> Task objective
In the entries that follow, find the word "банков" and report each line it is on.

[Source data]
* * * * * * *
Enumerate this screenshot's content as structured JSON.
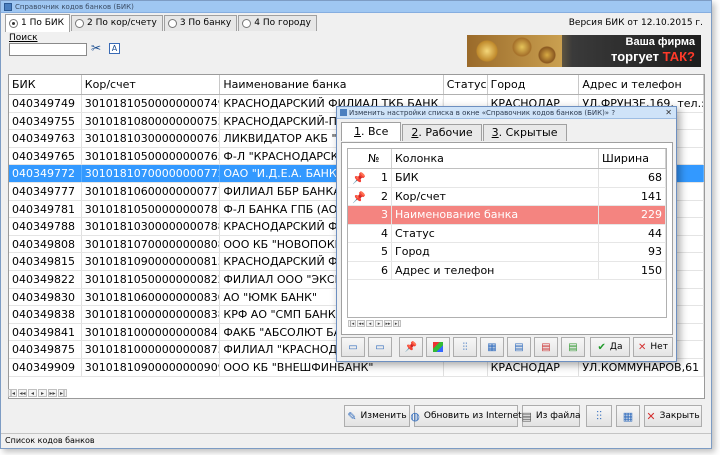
{
  "window": {
    "title": "Справочник кодов банков (БИК)"
  },
  "tabs": [
    {
      "label": "1 По БИК",
      "active": true
    },
    {
      "label": "2 По кор/счету",
      "active": false
    },
    {
      "label": "3 По банку",
      "active": false
    },
    {
      "label": "4 По городу",
      "active": false
    }
  ],
  "version": "Версия БИК от 12.10.2015 г.",
  "search": {
    "label": "Поиск",
    "value": "",
    "a_label": "A"
  },
  "ad": {
    "line1": "Ваша фирма",
    "line2_prefix": "торгует",
    "line2_highlight": "ТАК?"
  },
  "grid": {
    "columns": [
      "БИК",
      "Кор/счет",
      "Наименование банка",
      "Статус",
      "Город",
      "Адрес и телефон"
    ],
    "selected_index": 4,
    "rows": [
      [
        "040349749",
        "30101810500000000749",
        "КРАСНОДАРСКИЙ ФИЛИАЛ ТКБ БАНК ПА",
        "",
        "КРАСНОДАР",
        "УЛ.ФРУНЗЕ,169, тел.:"
      ],
      [
        "040349755",
        "30101810800000000755",
        "КРАСНОДАРСКИЙ-ПК",
        "",
        "",
        ""
      ],
      [
        "040349763",
        "30101810300000000763",
        "ЛИКВИДАТОР АКБ \"ЭК",
        "",
        "",
        ""
      ],
      [
        "040349765",
        "30101810500000000765",
        "Ф-Л \"КРАСНОДАРСКИ",
        "",
        "",
        ""
      ],
      [
        "040349772",
        "30101810700000000772",
        "ОАО \"И.Д.Е.А. БАНК\"",
        "",
        "",
        ""
      ],
      [
        "040349777",
        "30101810600000000777",
        "ФИЛИАЛ ББР БАНКА (А",
        "",
        "",
        ""
      ],
      [
        "040349781",
        "30101810500000000781",
        "Ф-Л БАНКА ГПБ (АО) В",
        "",
        "",
        ""
      ],
      [
        "040349788",
        "30101810300000000788",
        "КРАСНОДАРСКИЙ ФИЛ",
        "",
        "",
        ""
      ],
      [
        "040349808",
        "30101810700000000808",
        "ООО КБ \"НОВОПОКРО",
        "",
        "",
        ""
      ],
      [
        "040349815",
        "30101810900000000815",
        "КРАСНОДАРСКИЙ ФИЛ",
        "",
        "",
        ""
      ],
      [
        "040349822",
        "30101810500000000822",
        "ФИЛИАЛ ООО \"ЭКСПО",
        "",
        "",
        ""
      ],
      [
        "040349830",
        "30101810600000000830",
        "АО \"ЮМК БАНК\"",
        "",
        "",
        ""
      ],
      [
        "040349838",
        "30101810000000000838",
        "КРФ АО \"СМП БАНК\"",
        "",
        "",
        ""
      ],
      [
        "040349841",
        "30101810000000000841",
        "ФАКБ \"АБСОЛЮТ БАНК",
        "",
        "",
        ""
      ],
      [
        "040349875",
        "30101810000000000875",
        "ФИЛИАЛ \"КРАСНОДАР",
        "",
        "",
        ""
      ],
      [
        "040349909",
        "30101810900000000909",
        "ООО КБ \"ВНЕШФИНБАНК\"",
        "",
        "КРАСНОДАР",
        "УЛ.КОММУНАРОВ,61"
      ]
    ]
  },
  "buttons": {
    "edit": "Изменить",
    "update": "Обновить из Internet",
    "from_file": "Из файла",
    "close": "Закрыть"
  },
  "statusbar": "Список кодов банков",
  "dialog": {
    "title": "Изменить настройки списка в окне «Справочник кодов банков (БИК)» ?",
    "tabs": [
      {
        "num": "1",
        "label": ". Все",
        "active": true
      },
      {
        "num": "2",
        "label": ". Рабочие",
        "active": false
      },
      {
        "num": "3",
        "label": ". Скрытые",
        "active": false
      }
    ],
    "columns": [
      "№",
      "Колонка",
      "Ширина"
    ],
    "selected_index": 2,
    "rows": [
      {
        "num": "1",
        "name": "БИК",
        "width": "68",
        "pinned": true
      },
      {
        "num": "2",
        "name": "Кор/счет",
        "width": "141",
        "pinned": true
      },
      {
        "num": "3",
        "name": "Наименование банка",
        "width": "229",
        "pinned": false
      },
      {
        "num": "4",
        "name": "Статус",
        "width": "44",
        "pinned": false
      },
      {
        "num": "5",
        "name": "Город",
        "width": "93",
        "pinned": false
      },
      {
        "num": "6",
        "name": "Адрес и телефон",
        "width": "150",
        "pinned": false
      }
    ],
    "ok_label": "Да",
    "cancel_label": "Нет"
  }
}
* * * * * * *
> Answer to this task
    "title": "Справочник кодов банков (БИК)"
  "statusbar": "Список кодов банков",
    "title": "Изменить настройки списка в окне «Справочник кодов банков (БИК)» ?",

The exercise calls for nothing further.